Is a pizza with Brussels sprouts and honey still an authentic pizza?

Yes, according to Angelo Womack, one of the owners of Los Gatos’ new pizza-centric restaurant, Oak & Rye—so long, he says, as the concoction is fun and tastes good.

Womack learned to push the boundaries of pizza-making as chef at Brooklyn’s acclaimed pizza joint, Roberta’s. Following a quick remodel over the summer, Oak & Rye opened last month in the space previously occupied by Restaurant James Randall and, in fact, retained RJR’s former executive chef, Ross Hanson. He oversees Oak & Rye’s non-pizza fare, which includes small plates, steaks, chops and chicken, while Womack focuses on turning out unconventional pies from Oak & Rye’s new wood-fired pizza oven. talked with Womack about all things wood-fired. How does baking pizza in a wood-fired oven make the pizza taste different than a standard gas oven?

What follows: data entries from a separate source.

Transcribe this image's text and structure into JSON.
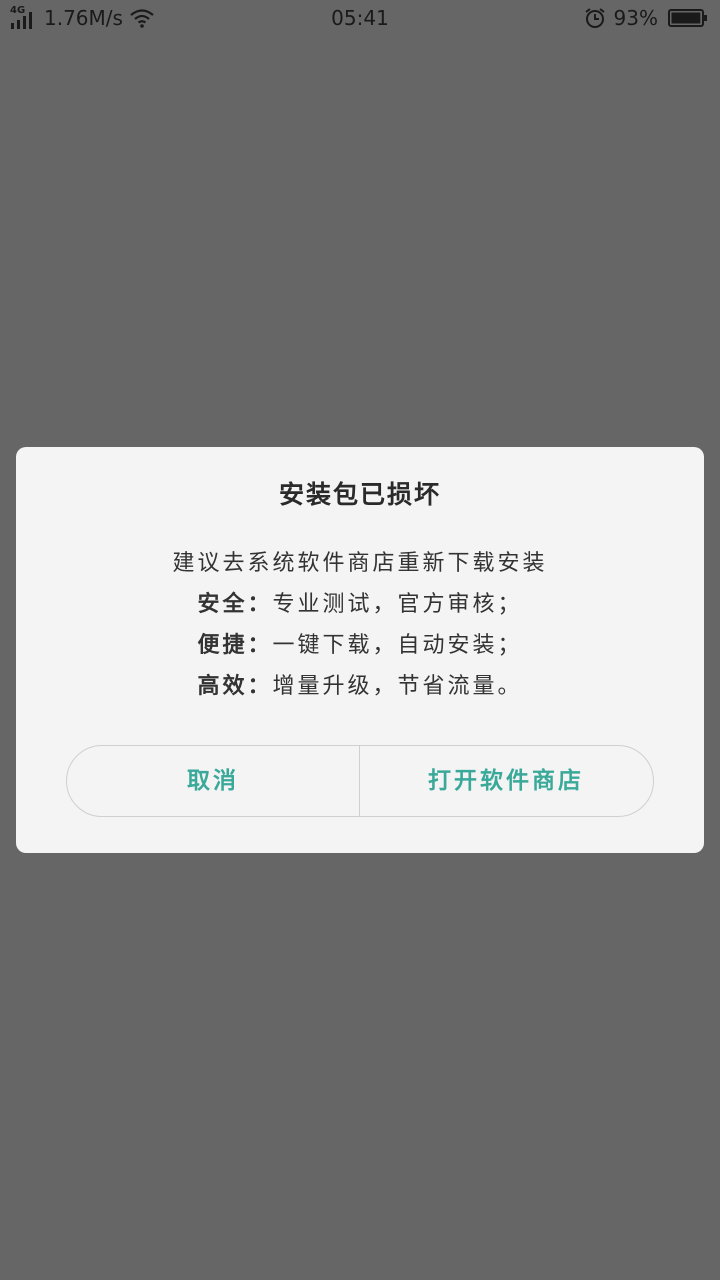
{
  "status_bar": {
    "network_type": "4G",
    "speed": "1.76M/s",
    "time": "05:41",
    "battery_percent": "93%",
    "battery_level": 0.93,
    "icons": [
      "signal-icon",
      "wifi-icon",
      "alarm-icon",
      "battery-icon"
    ]
  },
  "dialog": {
    "title": "安装包已损坏",
    "message": "建议去系统软件商店重新下载安装",
    "features": [
      {
        "key": "安全：",
        "text": "专业测试，官方审核；"
      },
      {
        "key": "便捷：",
        "text": "一键下载，自动安装；"
      },
      {
        "key": "高效：",
        "text": "增量升级，节省流量。"
      }
    ],
    "cancel_label": "取消",
    "open_store_label": "打开软件商店"
  },
  "colors": {
    "overlay": "#666666",
    "dialog_bg": "#f4f4f4",
    "accent": "#3aa99a",
    "text": "#333333"
  }
}
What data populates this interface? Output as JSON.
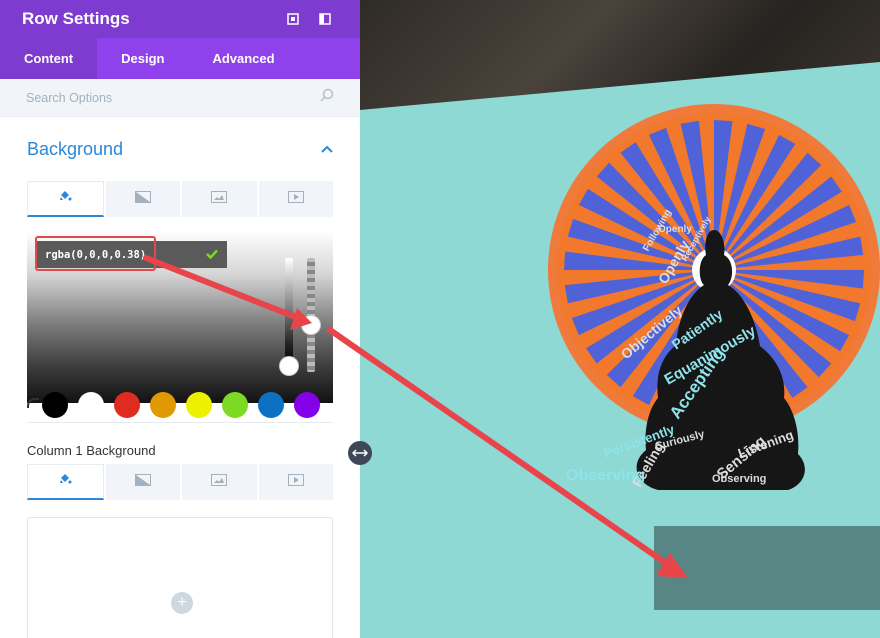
{
  "panel": {
    "title": "Row Settings",
    "tabs": [
      {
        "label": "Content",
        "active": true
      },
      {
        "label": "Design",
        "active": false
      },
      {
        "label": "Advanced",
        "active": false
      }
    ],
    "search_placeholder": "Search Options",
    "section_title": "Background",
    "color_value": "rgba(0,0,0,0.38)",
    "swatch_colors": [
      "#000000",
      "#ffffff",
      "#e02b20",
      "#e09900",
      "#edf000",
      "#7cda24",
      "#0c71c3",
      "#8300e9"
    ],
    "column_label": "Column 1 Background",
    "icons": {
      "expand": "expand-icon",
      "sidebar": "sidebar-toggle-icon",
      "search": "search-icon",
      "collapse": "chevron-up-icon",
      "color": "paint-bucket-icon",
      "gradient": "gradient-icon",
      "image": "image-icon",
      "video": "video-icon",
      "confirm": "checkmark-icon",
      "add": "plus-icon",
      "resize": "horizontal-resize-icon"
    }
  },
  "colors": {
    "purple_dark": "#7e3bd0",
    "purple": "#8f42ec",
    "accent_blue": "#2b87da",
    "annotation_red": "#e24a4a",
    "teal_bg": "#8fd9d5"
  },
  "preview": {
    "mandala_words": [
      "Openly",
      "Following",
      "Openly",
      "Receptively",
      "Objectively",
      "Patiently",
      "Equanimously",
      "Accepting",
      "Persistently",
      "Curiously",
      "Feeling",
      "Observing",
      "Sensing",
      "Listening",
      "Observing"
    ]
  }
}
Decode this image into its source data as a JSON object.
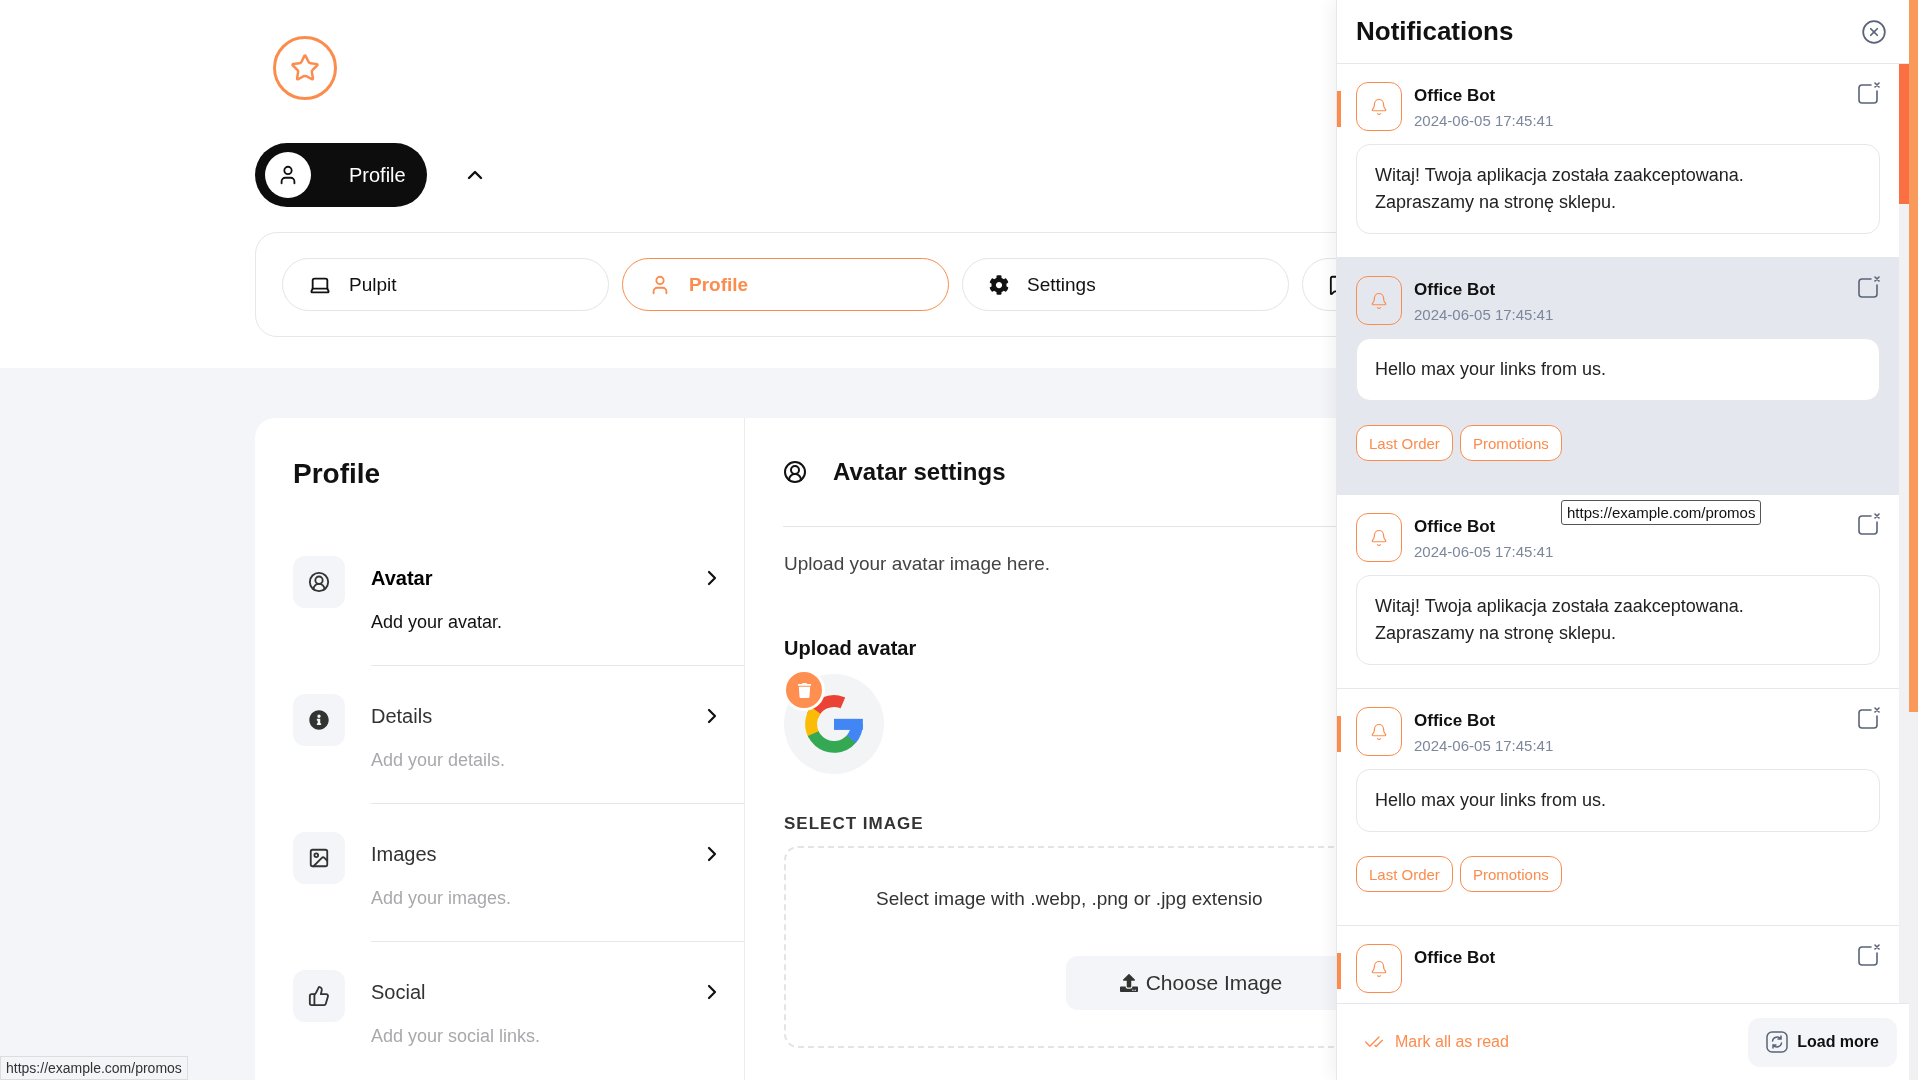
{
  "profile_menu": {
    "label": "Profile",
    "expanded": true
  },
  "tabs": [
    {
      "label": "Pulpit",
      "selected": false
    },
    {
      "label": "Profile",
      "selected": true
    },
    {
      "label": "Settings",
      "selected": false
    },
    {
      "selected": false
    }
  ],
  "profile_panel": {
    "title": "Profile",
    "items": [
      {
        "title": "Avatar",
        "description": "Add your avatar.",
        "selected": true
      },
      {
        "title": "Details",
        "description": "Add your details.",
        "selected": false
      },
      {
        "title": "Images",
        "description": "Add your images.",
        "selected": false
      },
      {
        "title": "Social",
        "description": "Add your social links.",
        "selected": false
      }
    ]
  },
  "avatar_settings": {
    "title": "Avatar settings",
    "description": "Upload your avatar image here.",
    "upload_label": "Upload avatar",
    "select_label": "SELECT IMAGE",
    "dropzone_text": "Select image with .webp, .png or .jpg extensio",
    "choose_button": "Choose Image"
  },
  "notifications": {
    "title": "Notifications",
    "items": [
      {
        "sender": "Office Bot",
        "date": "2024-06-05 17:45:41",
        "message": "Witaj! Twoja aplikacja została zaakceptowana. Zapraszamy na stronę sklepu.",
        "unread": true,
        "hovered": false
      },
      {
        "sender": "Office Bot",
        "date": "2024-06-05 17:45:41",
        "message": "Hello max your links from us.",
        "unread": false,
        "hovered": true,
        "tags": [
          "Last Order",
          "Promotions"
        ]
      },
      {
        "sender": "Office Bot",
        "date": "2024-06-05 17:45:41",
        "message": "Witaj! Twoja aplikacja została zaakceptowana. Zapraszamy na stronę sklepu.",
        "unread": false,
        "hovered": false
      },
      {
        "sender": "Office Bot",
        "date": "2024-06-05 17:45:41",
        "message": "Hello max your links from us.",
        "unread": true,
        "hovered": false,
        "tags": [
          "Last Order",
          "Promotions"
        ]
      },
      {
        "sender": "Office Bot",
        "unread": true,
        "hovered": false
      }
    ],
    "mark_all": "Mark all as read",
    "load_more": "Load more"
  },
  "tooltip": "https://example.com/promos",
  "status_bar": "https://example.com/promos"
}
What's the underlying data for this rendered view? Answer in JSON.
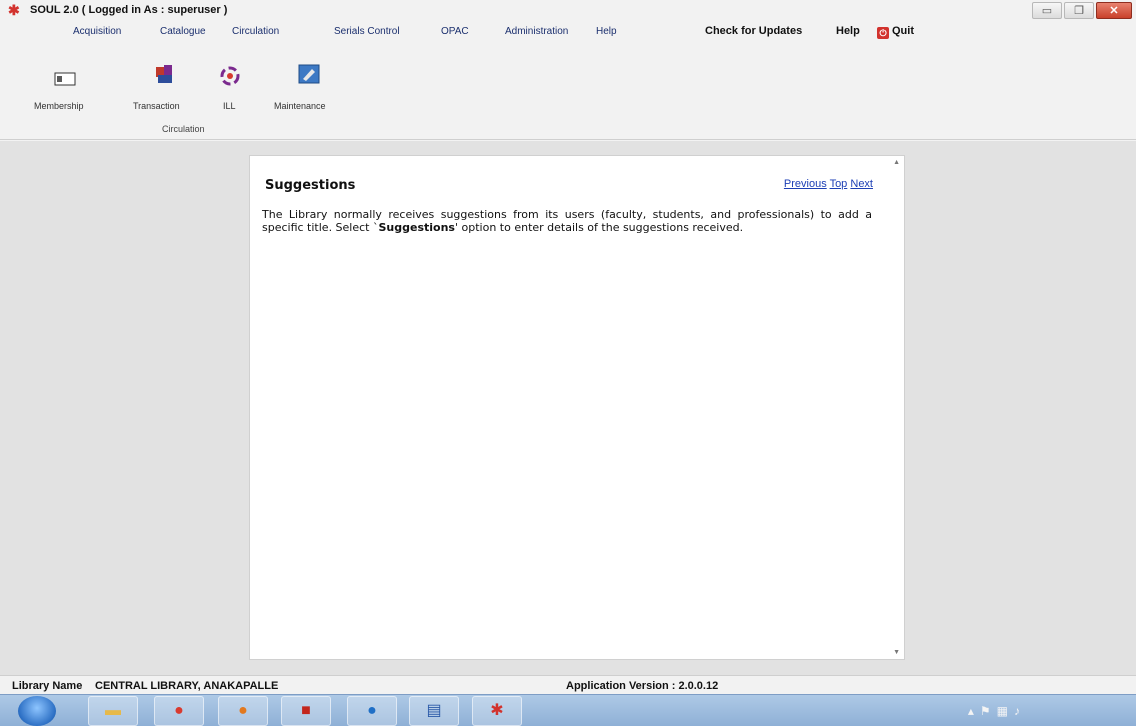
{
  "window": {
    "title": "SOUL 2.0  ( Logged in As : superuser )",
    "controls": {
      "minimize": "▭",
      "restore": "❐",
      "close": "✕"
    }
  },
  "menu": {
    "items": [
      "Acquisition",
      "Catalogue",
      "Circulation",
      "Serials Control",
      "OPAC",
      "Administration",
      "Help"
    ],
    "check_updates": "Check for Updates",
    "help": "Help",
    "quit": "Quit"
  },
  "ribbon": {
    "buttons": [
      {
        "label": "Membership",
        "icon": "membership-icon"
      },
      {
        "label": "Transaction",
        "icon": "transaction-icon"
      },
      {
        "label": "ILL",
        "icon": "ill-icon"
      },
      {
        "label": "Maintenance",
        "icon": "maintenance-icon"
      }
    ],
    "group_label": "Circulation"
  },
  "document": {
    "title": "Suggestions",
    "nav": {
      "previous": "Previous",
      "top": "Top",
      "next": "Next"
    },
    "body_before": "The Library normally receives suggestions from its users (faculty, students, and professionals) to add a specific title.  Select `",
    "body_bold": "Suggestions",
    "body_after": "' option to enter details of the suggestions received."
  },
  "status": {
    "library_label": "Library Name",
    "library_name": "CENTRAL LIBRARY, ANAKAPALLE",
    "version": "Application Version : 2.0.0.12"
  },
  "taskbar": {
    "apps": [
      "explorer-icon",
      "chrome-icon",
      "firefox-icon",
      "acrobat-icon",
      "chrome-canary-icon",
      "word-icon",
      "soul-icon"
    ]
  },
  "colors": {
    "accent": "#1b2f6e",
    "quit": "#d2322d",
    "link": "#1d3fb5"
  }
}
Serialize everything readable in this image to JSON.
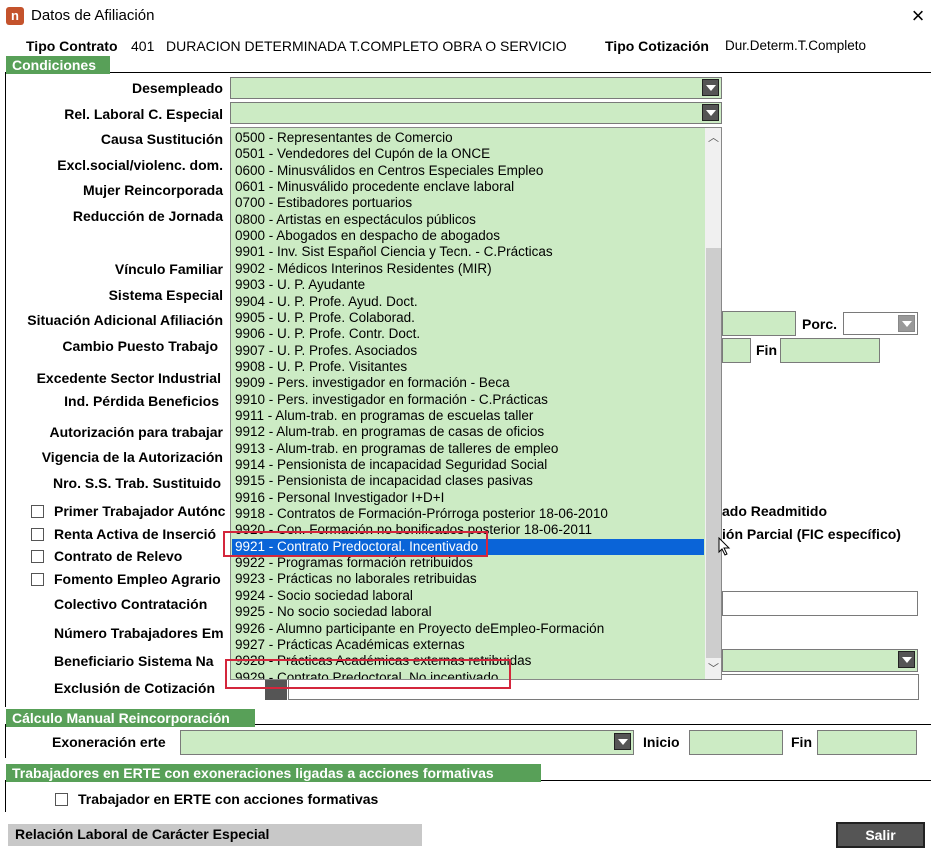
{
  "window": {
    "title": "Datos de Afiliación",
    "icon_letter": "n"
  },
  "header": {
    "tipo_contrato_label": "Tipo Contrato",
    "tipo_contrato_code": "401",
    "tipo_contrato_desc": "DURACION DETERMINADA T.COMPLETO OBRA O SERVICIO",
    "tipo_cotizacion_label": "Tipo Cotización",
    "tipo_cotizacion_value": "Dur.Determ.T.Completo"
  },
  "condiciones": {
    "section_title": "Condiciones",
    "labels": {
      "desempleado": "Desempleado",
      "rel_laboral": "Rel. Laboral C. Especial",
      "causa_sustitucion": "Causa Sustitución",
      "excl_social": "Excl.social/violenc. dom.",
      "mujer_reincorporada": "Mujer Reincorporada",
      "reduccion_jornada": "Reducción de Jornada",
      "vinculo_familiar": "Vínculo Familiar",
      "sistema_especial": "Sistema Especial",
      "situacion_adicional": "Situación Adicional Afiliación",
      "cambio_puesto": "Cambio Puesto Trabajo",
      "excedente": "Excedente Sector Industrial",
      "ind_perdida": "Ind. Pérdida Beneficios",
      "autorizacion": "Autorización para trabajar",
      "vigencia": "Vigencia de la Autorización",
      "nro_ss": "Nro. S.S. Trab. Sustituido",
      "colectivo": "Colectivo Contratación",
      "numero_trabajadores": "Número Trabajadores Em",
      "beneficiario": "Beneficiario Sistema Na",
      "exclusion": "Exclusión de Cotización",
      "porc": "Porc.",
      "fin": "Fin"
    },
    "checkboxes": {
      "primer_trabajador": "Primer Trabajador Autónc",
      "renta_activa": "Renta Activa de Inserció",
      "contrato_relevo": "Contrato de Relevo",
      "fomento_empleo": "Fomento Empleo Agrario",
      "readmitido_tail": "ado Readmitido",
      "parcial_tail": "ión Parcial (FIC específico)"
    }
  },
  "dropdown_list": {
    "items": [
      "0500 - Representantes de Comercio",
      "0501 - Vendedores del Cupón de la ONCE",
      "0600 - Minusválidos en Centros Especiales Empleo",
      "0601 - Minusválido procedente enclave laboral",
      "0700 - Estibadores portuarios",
      "0800 - Artistas en espectáculos públicos",
      "0900 - Abogados en despacho de abogados",
      "9901 - Inv. Sist Español Ciencia y Tecn. - C.Prácticas",
      "9902 - Médicos Interinos Residentes (MIR)",
      "9903 - U. P. Ayudante",
      "9904 - U. P. Profe. Ayud. Doct.",
      "9905 - U. P. Profe. Colaborad.",
      "9906 - U. P. Profe. Contr. Doct.",
      "9907 - U. P. Profes. Asociados",
      "9908 - U. P. Profe. Visitantes",
      "9909 - Pers. investigador en formación - Beca",
      "9910 - Pers. investigador en formación - C.Prácticas",
      "9911 - Alum-trab. en programas de escuelas taller",
      "9912 - Alum-trab. en programas de casas de oficios",
      "9913 - Alum-trab. en programas de talleres de empleo",
      "9914 - Pensionista de incapacidad Seguridad Social",
      "9915 - Pensionista de incapacidad clases pasivas",
      "9916 - Personal Investigador I+D+I",
      "9918 - Contratos de Formación-Prórroga posterior 18-06-2010",
      "9920 - Con. Formación no bonificados posterior 18-06-2011",
      "9921 - Contrato Predoctoral. Incentivado",
      "9922 - Programas formación retribuidos",
      "9923 - Prácticas no laborales retribuidas",
      "9924 - Socio sociedad laboral",
      "9925 - No socio sociedad laboral",
      "9926 - Alumno participante en Proyecto deEmpleo-Formación",
      "9927 - Prácticas Académicas externas",
      "9928 - Prácticas Académicas externas retribuidas",
      "9929 - Contrato Predoctoral. No incentivado"
    ],
    "selected_index": 25
  },
  "calculo_manual": {
    "section_title": "Cálculo Manual Reincorporación",
    "exoneracion_label": "Exoneración erte",
    "inicio_label": "Inicio",
    "fin_label": "Fin"
  },
  "erte": {
    "section_title": "Trabajadores en ERTE con exoneraciones ligadas a acciones formativas",
    "checkbox_label": "Trabajador en ERTE con acciones formativas"
  },
  "footer": {
    "status_text": "Relación Laboral de Carácter Especial",
    "salir_label": "Salir"
  }
}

Womack: It’s the element of heat. A regular oven, you can only bring them up to certain temperatures. But with these wood-fired ovens, I can bring my ovens to 1050 degrees if I like. What these ovens do, if you use them the right way, they should give [pizzas] a char. If you do your dough the right way, that char should taste almost sweet instead of bitter.

Are you doing traditional thin crust Neapolitan style pizzas?

We are Neapolitan-inspired in that it’s not too complex. You basically want to showcase the produce and meats. When you cook things in the wood-fired oven, it cooks so fast, you’re not losing the essence of your items. A pizza in here cooks about a minute and a half, compared to most pizzerias which are about 8-10 minutes. Our crust has life to it, like a French baguette: crispy outside and a very tender inside.

You use some interesting ingredients like fennel (Fennel Destination) and egg (Hog Whisperer).

The most popular is one called the Scotty 2 Hottie. It’s a pizza I made at Roberta’s in New York called the Bee Sting, and it got big there, so I brought it here. It has sopressata and honey. It’s a really great balance of spicy and sweet.

You also have the Brussel and Flow, but Brussels sprouts might be a tough sell for some pizza eaters. How do you make that work?

You roast the Brussels sprouts halfway then you cook them on the pizza the rest of the way. It’s like a cabbage. Put that with some prosciutto cotto, which is like a ham. What gives it the most flavor—other than the Brussels sprouts—is the pecorino cheese, which is a sharp sheep’s milk cheese. So that really helps it pop. There’s the sweet onion on there. It’s a very well balanced pie. People get very surprised when they try it.